<<<<

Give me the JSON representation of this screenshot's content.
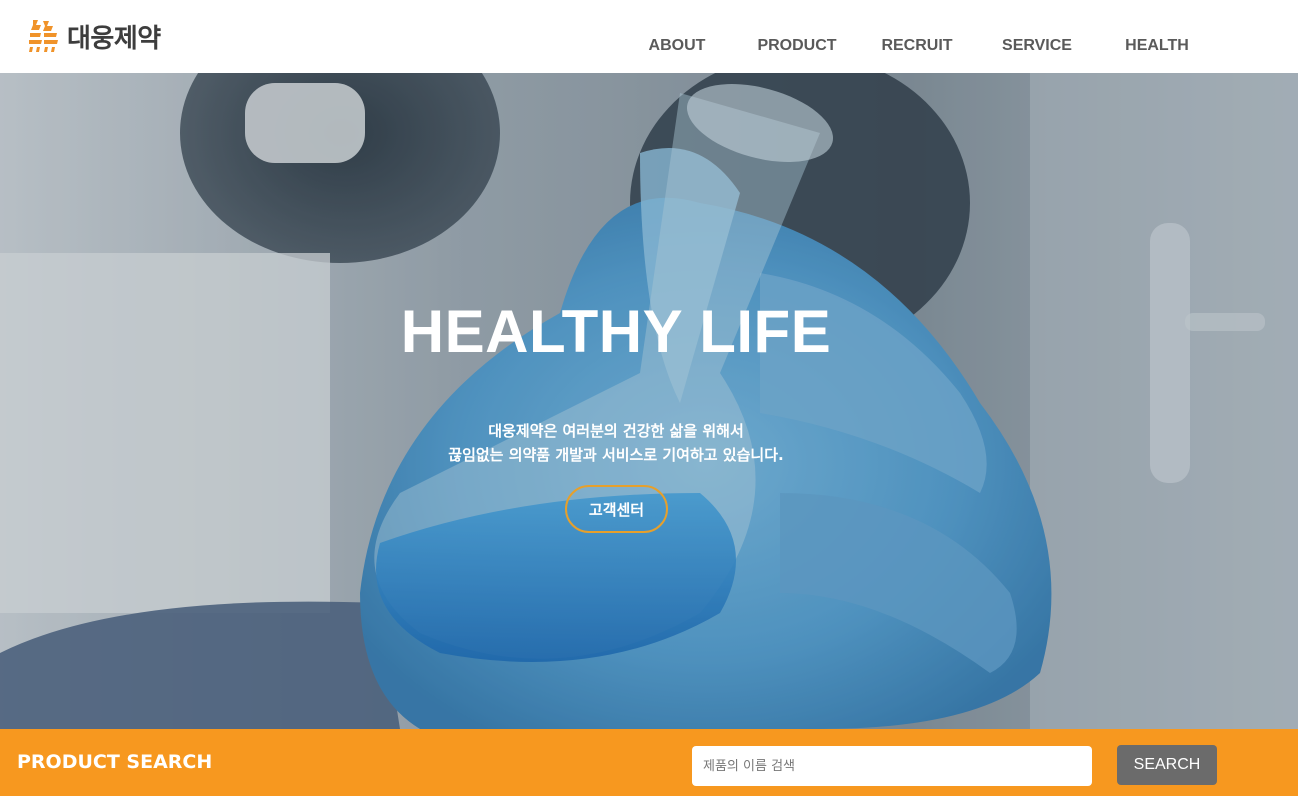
{
  "brand": {
    "name": "대웅제약",
    "accent": "#f7981f",
    "logo_icon": "bear-logo-icon"
  },
  "nav": {
    "items": [
      {
        "label": "ABOUT"
      },
      {
        "label": "PRODUCT"
      },
      {
        "label": "RECRUIT"
      },
      {
        "label": "SERVICE"
      },
      {
        "label": "HEALTH"
      }
    ]
  },
  "hero": {
    "title": "HEALTHY LIFE",
    "desc_line1": "대웅제약은 여러분의 건강한 삶을 위해서",
    "desc_line2": "끊임없는 의약품 개발과 서비스로 기여하고 있습니다.",
    "cta_label": "고객센터",
    "cta_border_color": "#e6a02c",
    "background_image": "scientist-holding-flask-photo"
  },
  "product_search": {
    "title": "PRODUCT SEARCH",
    "placeholder": "제품의 이름 검색",
    "value": "",
    "button_label": "SEARCH",
    "bar_color": "#f7981f",
    "button_color": "#6b6b6b"
  }
}
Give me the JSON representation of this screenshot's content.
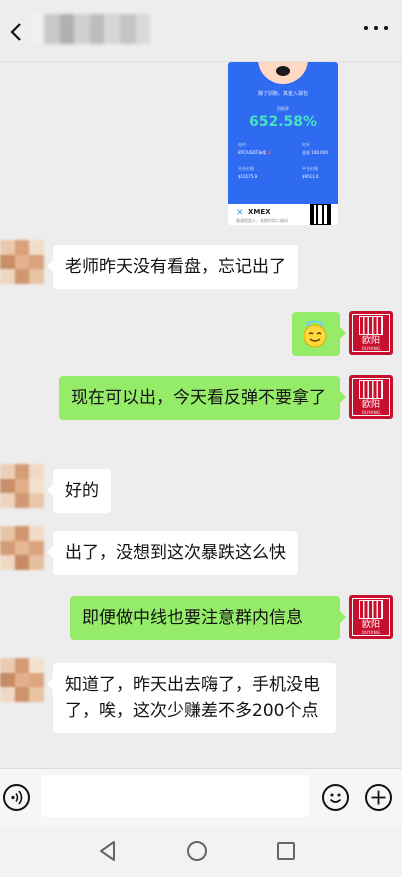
{
  "header": {
    "back_icon": "chevron-left-icon",
    "more_icon": "more-dots-icon"
  },
  "shared_image": {
    "caption": "赚了别跑，真金入袋包",
    "metric_label": "回报率",
    "metric_value": "652.58%",
    "contract_label": "合约",
    "contract_value": "BTC/USDT永续",
    "contract_tag": "多",
    "position_label": "杠杆",
    "position_value": "全仓 100.00X",
    "open_price_label": "开仓价格",
    "open_price_value": "$10175.9",
    "close_price_label": "平仓价格",
    "close_price_value": "$9511.0",
    "brand_name": "XMEX",
    "brand_sub": "邀请您加入，长按识别二维码"
  },
  "messages": [
    {
      "side": "left",
      "text": "老师昨天没有看盘，忘记出了"
    },
    {
      "side": "right",
      "text": "😇"
    },
    {
      "side": "right",
      "text": "现在可以出，今天看反弹不要拿了"
    },
    {
      "side": "left",
      "text": "好的"
    },
    {
      "side": "left",
      "text": "出了，没想到这次暴跌这么快"
    },
    {
      "side": "right",
      "text": "即便做中线也要注意群内信息"
    },
    {
      "side": "left",
      "text": "知道了，昨天出去嗨了，手机没电了，唉，这次少赚差不多200个点"
    }
  ],
  "self_avatar": {
    "text": "欧阳",
    "sub": "OUYANG"
  },
  "input_bar": {
    "value": "",
    "voice_icon": "voice-icon",
    "emoji_icon": "emoji-icon",
    "plus_icon": "plus-icon"
  },
  "navbar": {
    "back_icon": "nav-back-icon",
    "home_icon": "nav-home-icon",
    "recent_icon": "nav-recent-icon"
  },
  "colors": {
    "chat_bg": "#ededed",
    "green_bubble": "#95ec69",
    "card_blue": "#2f6bf0",
    "avatar_red": "#c8102e"
  }
}
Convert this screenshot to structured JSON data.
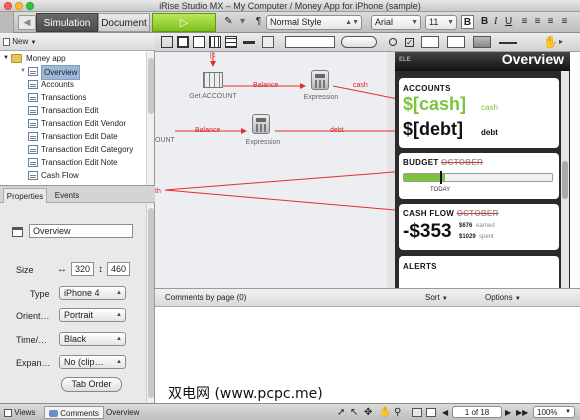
{
  "window": {
    "title": "iRise Studio MX – My Computer / Money App for iPhone (sample)"
  },
  "toolbar": {
    "modes": [
      "Simulation",
      "Document"
    ],
    "style_value": "Normal Style",
    "font_value": "Arial",
    "size_value": "11",
    "bold": "B",
    "italic": "I",
    "underline": "U"
  },
  "page_panel": {
    "new_label": "New",
    "tree": [
      {
        "label": "Money app",
        "type": "folder"
      },
      {
        "label": "Overview",
        "type": "page",
        "selected": true
      },
      {
        "label": "Accounts",
        "type": "page"
      },
      {
        "label": "Transactions",
        "type": "page"
      },
      {
        "label": "Transaction Edit",
        "type": "page"
      },
      {
        "label": "Transaction Edit Vendor",
        "type": "page"
      },
      {
        "label": "Transaction Edit Date",
        "type": "page"
      },
      {
        "label": "Transaction Edit Category",
        "type": "page"
      },
      {
        "label": "Transaction Edit Note",
        "type": "page"
      },
      {
        "label": "Cash Flow",
        "type": "page"
      }
    ]
  },
  "properties": {
    "tabs": [
      "Properties",
      "Events"
    ],
    "name_value": "Overview",
    "size_label": "Size",
    "width_value": "320",
    "height_value": "460",
    "type_label": "Type",
    "type_value": "iPhone 4",
    "orient_label": "Orient…",
    "orient_value": "Portrait",
    "time_label": "Time/…",
    "time_value": "Black",
    "expan_label": "Expan…",
    "expan_value": "No (clip…",
    "tab_order_label": "Tab Order"
  },
  "flow": {
    "nodes": [
      "Get ACCOUNT",
      "Expression",
      "OUNT",
      "Expression"
    ],
    "edges": [
      "Balance",
      "cash",
      "Balance",
      "debt",
      "th"
    ],
    "top_marker": "[c"
  },
  "phone": {
    "header": "Overview",
    "top_label": "ELE",
    "accounts_title": "ACCOUNTS",
    "cash_value": "$[cash]",
    "cash_label": "cash",
    "debt_value": "$[debt]",
    "debt_label": "debt",
    "budget_title": "BUDGET",
    "budget_month": "OCTOBER",
    "today_label": "TODAY",
    "cashflow_title": "CASH FLOW",
    "cashflow_month": "OCTOBER",
    "cashflow_value": "-$353",
    "earned_amount": "$676",
    "earned_label": "earned",
    "spent_amount": "$1029",
    "spent_label": "spent",
    "alerts_title": "ALERTS",
    "budget_progress": 0.28
  },
  "comments": {
    "header": "Comments by page (0)",
    "sort_label": "Sort",
    "options_label": "Options"
  },
  "statusbar": {
    "tabs": [
      "Views",
      "Comments"
    ],
    "active_page": "Overview",
    "page_counter": "1 of 18",
    "zoom": "100%"
  },
  "watermark": "双电网 (www.pcpc.me)",
  "colors": {
    "accent_green": "#6cbf2a",
    "arrow_red": "#e03030",
    "selection": "#9eb9d8"
  }
}
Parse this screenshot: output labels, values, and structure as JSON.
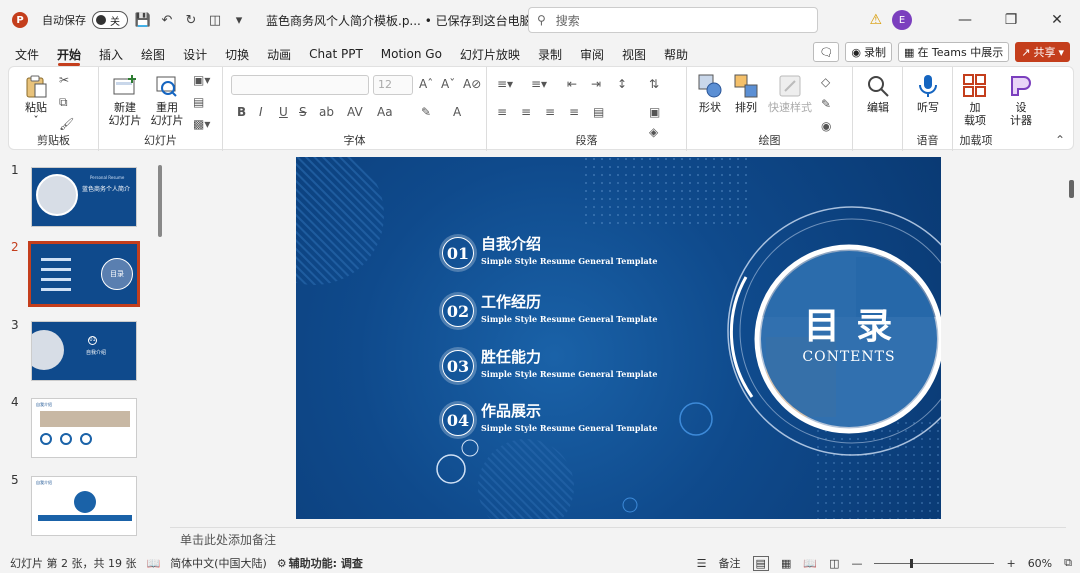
{
  "titlebar": {
    "autosave_label": "自动保存",
    "autosave_state": "关",
    "doc_title": "蓝色商务风个人简介模板.p... • 已保存到这台电脑",
    "search_placeholder": "搜索",
    "avatar_initial": "E"
  },
  "menu": {
    "tabs": [
      "文件",
      "开始",
      "插入",
      "绘图",
      "设计",
      "切换",
      "动画",
      "Chat PPT",
      "Motion Go",
      "幻灯片放映",
      "录制",
      "审阅",
      "视图",
      "帮助"
    ],
    "active_tab": "开始",
    "record_label": "录制",
    "teams_label": "在 Teams 中展示",
    "share_label": "共享"
  },
  "ribbon": {
    "clipboard": {
      "paste": "粘贴",
      "label": "剪贴板"
    },
    "slides": {
      "new_slide": "新建\n幻灯片",
      "reuse_slide": "重用\n幻灯片",
      "label": "幻灯片"
    },
    "font": {
      "size": "12",
      "label": "字体"
    },
    "paragraph": {
      "label": "段落"
    },
    "drawing": {
      "shape": "形状",
      "arrange": "排列",
      "quick_style": "快速样式",
      "label": "绘图"
    },
    "editing": {
      "label": "编辑"
    },
    "voice": {
      "dictate": "听写",
      "label": "语音"
    },
    "addins": {
      "addin": "加\n载项",
      "designer": "设\n计器",
      "label": "加载项"
    }
  },
  "thumbnails": [
    {
      "num": "1"
    },
    {
      "num": "2"
    },
    {
      "num": "3"
    },
    {
      "num": "4"
    },
    {
      "num": "5"
    }
  ],
  "thumb_text": {
    "t1_title": "蓝色商务个人简介",
    "t1_sub": "Personal Resume",
    "t2_title": "目录",
    "t3_title": "自我介绍",
    "t3_num": "01",
    "t4_title": "自我介绍",
    "t5_title": "自我介绍"
  },
  "slide": {
    "items": [
      {
        "num": "01",
        "title": "自我介绍",
        "subtitle": "Simple Style Resume General Template"
      },
      {
        "num": "02",
        "title": "工作经历",
        "subtitle": "Simple Style Resume General Template"
      },
      {
        "num": "03",
        "title": "胜任能力",
        "subtitle": "Simple Style Resume General Template"
      },
      {
        "num": "04",
        "title": "作品展示",
        "subtitle": "Simple Style Resume General Template"
      }
    ],
    "heading": "目 录",
    "heading_en": "CONTENTS"
  },
  "notes_placeholder": "单击此处添加备注",
  "status": {
    "slide_info": "幻灯片 第 2 张，共 19 张",
    "language": "简体中文(中国大陆)",
    "accessibility": "辅助功能: 调查",
    "notes": "备注",
    "zoom": "60%"
  },
  "colors": {
    "accent": "#c43e1c",
    "slide_bg": "#0f4a8c"
  }
}
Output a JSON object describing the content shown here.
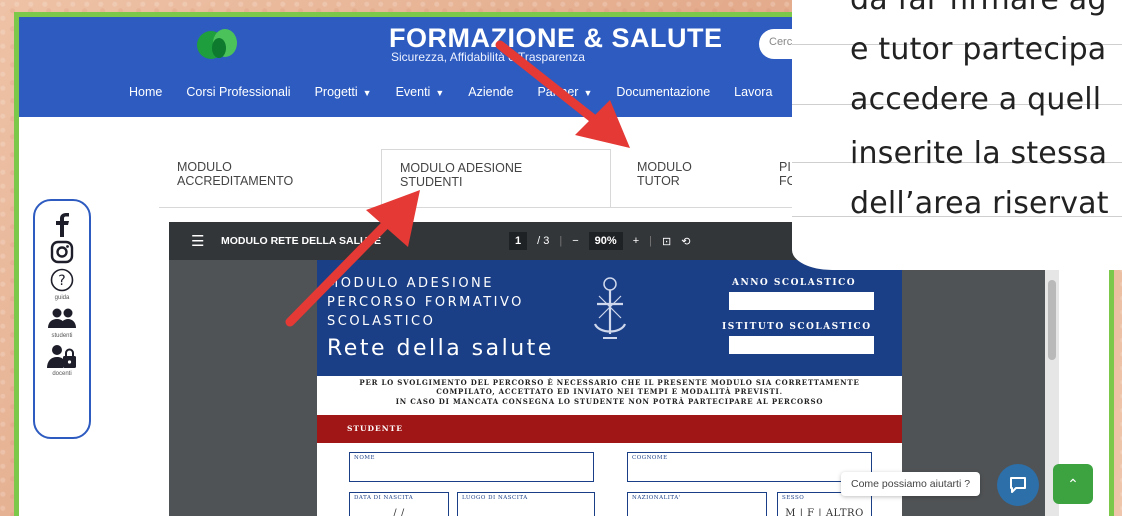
{
  "header": {
    "brand": "FORMAZIONE & SALUTE",
    "tagline": "Sicurezza, Affidabilità e Trasparenza",
    "search_placeholder": "Cerca",
    "nav": [
      {
        "label": "Home",
        "dropdown": false
      },
      {
        "label": "Corsi Professionali",
        "dropdown": false
      },
      {
        "label": "Progetti",
        "dropdown": true
      },
      {
        "label": "Eventi",
        "dropdown": true
      },
      {
        "label": "Aziende",
        "dropdown": false
      },
      {
        "label": "Partner",
        "dropdown": true
      },
      {
        "label": "Documentazione",
        "dropdown": false
      },
      {
        "label": "Lavora",
        "dropdown": false
      }
    ]
  },
  "tabs": [
    {
      "label": "MODULO\nACCREDITAMENTO",
      "active": false
    },
    {
      "label": "MODULO ADESIONE\nSTUDENTI",
      "active": true
    },
    {
      "label": "MODULO\nTUTOR",
      "active": false
    },
    {
      "label": "PI\nFC",
      "active": false
    }
  ],
  "social": {
    "items": [
      {
        "icon": "facebook-icon",
        "caption": ""
      },
      {
        "icon": "instagram-icon",
        "caption": ""
      },
      {
        "icon": "help-icon",
        "caption": "guida"
      },
      {
        "icon": "students-icon",
        "caption": "studenti"
      },
      {
        "icon": "teacher-lock-icon",
        "caption": "docenti"
      }
    ]
  },
  "pdf": {
    "title": "MODULO RETE DELLA SALUTE",
    "page_current": "1",
    "page_total": "/ 3",
    "zoom": "90%"
  },
  "document": {
    "heading": "MODULO ADESIONE\nPERCORSO FORMATIVO\nSCOLASTICO",
    "network": "Rete della salute",
    "year_label": "ANNO SCOLASTICO",
    "school_label": "ISTITUTO SCOLASTICO",
    "note": "PER LO SVOLGIMENTO DEL PERCORSO È NECESSARIO CHE IL PRESENTE MODULO SIA CORRETTAMENTE\nCOMPILATO, ACCETTATO ED INVIATO NEI TEMPI E MODALITÀ PREVISTI.\nIN CASO DI MANCATA CONSEGNA LO STUDENTE NON POTRÀ PARTECIPARE AL PERCORSO",
    "section": "STUDENTE",
    "fields": {
      "nome": "NOME",
      "cognome": "COGNOME",
      "data_nascita": "DATA DI NASCITA",
      "data_nascita_value": "/    /",
      "luogo_nascita": "LUOGO DI NASCITA",
      "nazionalita": "NAZIONALITA'",
      "sesso": "SESSO",
      "sesso_value": "M | F | ALTRO"
    }
  },
  "chat": {
    "prompt": "Come possiamo aiutarti ?"
  },
  "overlay": {
    "lines": [
      "da far firmare ag",
      "e tutor partecipa",
      "accedere a quell",
      "inserite la stessa",
      "dell’area riservat"
    ]
  },
  "colors": {
    "header_blue": "#2d5bc0",
    "frame_green": "#7cc84a",
    "arrow_red": "#e53935",
    "doc_navy": "#1b3f86",
    "doc_red": "#a01616"
  }
}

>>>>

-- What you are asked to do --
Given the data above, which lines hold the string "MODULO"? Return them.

-- Answer to this problem --
      "label": "MODULO\nACCREDITAMENTO",
      "label": "MODULO ADESIONE\nSTUDENTI",
      "label": "MODULO\nTUTOR",
    "title": "MODULO RETE DELLA SALUTE",
    "heading": "MODULO ADESIONE\nPERCORSO FORMATIVO\nSCOLASTICO",
    "note": "PER LO SVOLGIMENTO DEL PERCORSO È NECESSARIO CHE IL PRESENTE MODULO SIA CORRETTAMENTE\nCOMPILATO, ACCETTATO ED INVIATO NEI TEMPI E MODALITÀ PREVISTI.\nIN CASO DI MANCATA CONSEGNA LO STUDENTE NON POTRÀ PARTECIPARE AL PERCORSO",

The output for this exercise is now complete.